Could procrastination play a starring role in anxiety and depression? For David Parker, it definitely did.
Tune in to learn how he overcame it, and discover:
Why making a to-do list might not be the best way to tackle procrastination What types of procrastination exist and why they exist How tiny accomplishments for David Parker paved the way for an immeasurably improved life Procrastination, anxiety, and depression can form a vicious loop; we feel anxious about getting something done, so we push it off and avoid it, only to feel more anxious and even depressed about having procrastinated in the first place.
When putting a line through even one task on the longest, most concise to-do list feels impossible, it may be a sign that we’ve taken the wrong approach.
Since childhood, David Parker suffered from severe anxiety and depression, and found no relief in multiple psychotherapists and antidepressants.
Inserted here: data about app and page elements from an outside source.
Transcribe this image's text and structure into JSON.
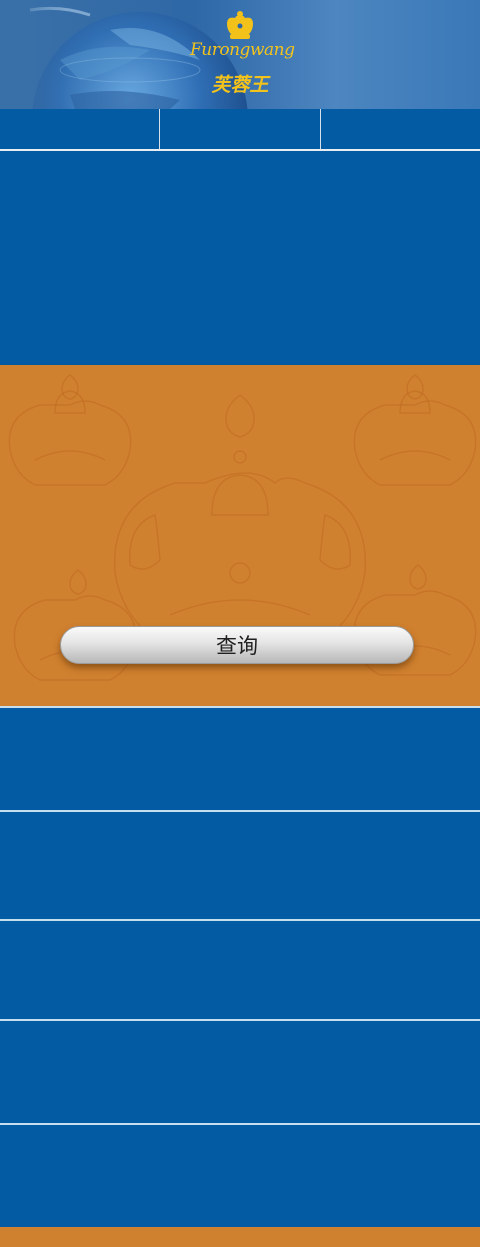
{
  "header": {
    "brand_latin": "Furongwang",
    "brand_chinese": "芙蓉王",
    "crown_color": "#f2c21b"
  },
  "navbar": {
    "tabs": [
      "",
      "",
      ""
    ]
  },
  "query_panel": {
    "background": "#d0812f",
    "query_button_label": "查询"
  },
  "result_rows": [
    "",
    "",
    "",
    "",
    ""
  ],
  "colors": {
    "primary_blue": "#025ba3",
    "accent_orange": "#d0812f",
    "divider": "#c6dfee"
  }
}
Day after day, the strongest allure was anything and everything that could pull him away from what he actually needed to do.
“Everything looked like it was 10 miles away…everything was bleak, distant, unachievable,” says Parker.
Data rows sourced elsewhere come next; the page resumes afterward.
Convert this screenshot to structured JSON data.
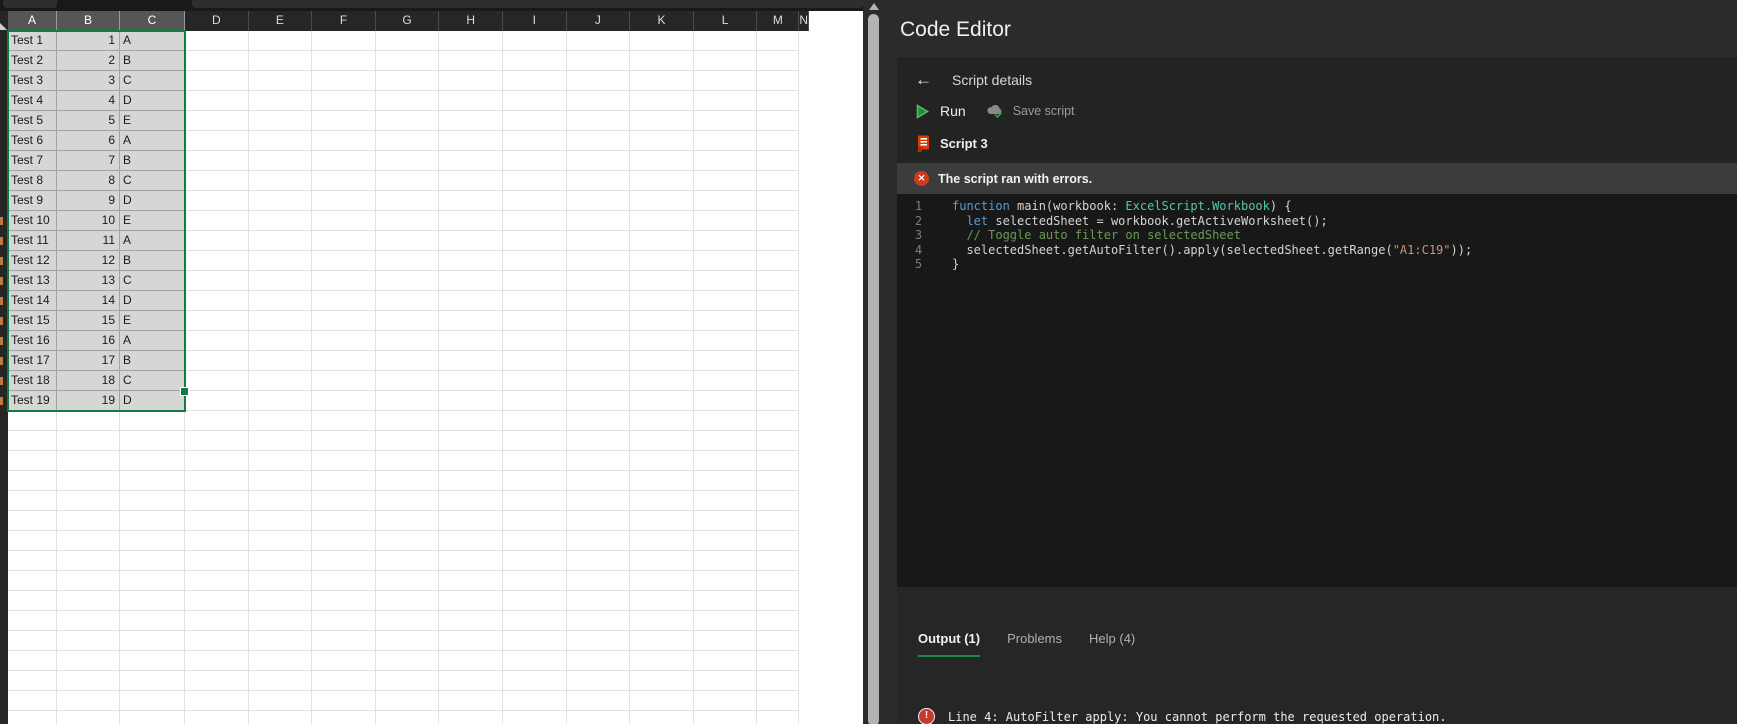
{
  "colors": {
    "accent_green": "#107c41",
    "tab_underline_green": "#1a8a4c",
    "run_green": "#1f8b3d",
    "script_icon_orange": "#d83b01",
    "error_red": "#d13a22",
    "selection_fill": "#d6d6d6",
    "syntax": {
      "kw": "#569cd6",
      "ty": "#4ec9b0",
      "cm": "#6a9955",
      "st": "#ce9178",
      "df": "#d4d4d4"
    }
  },
  "spreadsheet": {
    "columns": [
      "A",
      "B",
      "C",
      "D",
      "E",
      "F",
      "G",
      "H",
      "I",
      "J",
      "K",
      "L",
      "M",
      "N"
    ],
    "selected_columns": [
      "A",
      "B",
      "C"
    ],
    "selected_range": "A1:C19",
    "rows": [
      {
        "name": "Test 1",
        "value": "1",
        "letter": "A"
      },
      {
        "name": "Test 2",
        "value": "2",
        "letter": "B"
      },
      {
        "name": "Test 3",
        "value": "3",
        "letter": "C"
      },
      {
        "name": "Test 4",
        "value": "4",
        "letter": "D"
      },
      {
        "name": "Test 5",
        "value": "5",
        "letter": "E"
      },
      {
        "name": "Test 6",
        "value": "6",
        "letter": "A"
      },
      {
        "name": "Test 7",
        "value": "7",
        "letter": "B"
      },
      {
        "name": "Test 8",
        "value": "8",
        "letter": "C"
      },
      {
        "name": "Test 9",
        "value": "9",
        "letter": "D"
      },
      {
        "name": "Test 10",
        "value": "10",
        "letter": "E"
      },
      {
        "name": "Test 11",
        "value": "11",
        "letter": "A"
      },
      {
        "name": "Test 12",
        "value": "12",
        "letter": "B"
      },
      {
        "name": "Test 13",
        "value": "13",
        "letter": "C"
      },
      {
        "name": "Test 14",
        "value": "14",
        "letter": "D"
      },
      {
        "name": "Test 15",
        "value": "15",
        "letter": "E"
      },
      {
        "name": "Test 16",
        "value": "16",
        "letter": "A"
      },
      {
        "name": "Test 17",
        "value": "17",
        "letter": "B"
      },
      {
        "name": "Test 18",
        "value": "18",
        "letter": "C"
      },
      {
        "name": "Test 19",
        "value": "19",
        "letter": "D"
      }
    ]
  },
  "code_editor": {
    "title": "Code Editor",
    "header": {
      "back_label": "Script details"
    },
    "toolbar": {
      "run_label": "Run",
      "save_label": "Save script"
    },
    "script_name": "Script 3",
    "status_banner": "The script ran with errors.",
    "code": {
      "lines": [
        {
          "n": "1",
          "tokens": [
            {
              "t": "function",
              "c": "kw"
            },
            {
              "t": " main(workbook: ",
              "c": "df"
            },
            {
              "t": "ExcelScript.Workbook",
              "c": "ty"
            },
            {
              "t": ") {",
              "c": "df"
            }
          ]
        },
        {
          "n": "2",
          "tokens": [
            {
              "t": "  ",
              "c": "df"
            },
            {
              "t": "let",
              "c": "kw"
            },
            {
              "t": " selectedSheet = workbook.getActiveWorksheet();",
              "c": "df"
            }
          ]
        },
        {
          "n": "3",
          "tokens": [
            {
              "t": "  // Toggle auto filter on selectedSheet",
              "c": "cm"
            }
          ]
        },
        {
          "n": "4",
          "tokens": [
            {
              "t": "  selectedSheet.getAutoFilter().apply(selectedSheet.getRange(",
              "c": "df"
            },
            {
              "t": "\"A1:C19\"",
              "c": "st"
            },
            {
              "t": "));",
              "c": "df"
            }
          ]
        },
        {
          "n": "5",
          "tokens": [
            {
              "t": "}",
              "c": "df"
            }
          ]
        }
      ]
    },
    "tabs": [
      {
        "label": "Output (1)",
        "active": true
      },
      {
        "label": "Problems",
        "active": false
      },
      {
        "label": "Help (4)",
        "active": false
      }
    ],
    "output": {
      "message": "Line 4: AutoFilter apply: You cannot perform the requested operation."
    }
  }
}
But eventually, he embarked on a journey of intense introspection. This brought him to the realization that his tendency to procrastinate was making him miserable. And this realization led him to create the J.O.T. Method, which entails jotting down Just One Thing on the “to-do” list, and actually doing it.
Parker explains this method in detail, and explains who it can help the most.
Tune in to learn more, and be sure to check out his book, The More You Do the Better You Feel: How to Overcome Procrastination and Live a Happier Life.
Episode also available on Apple Podcasts: apple.co/30PvU9C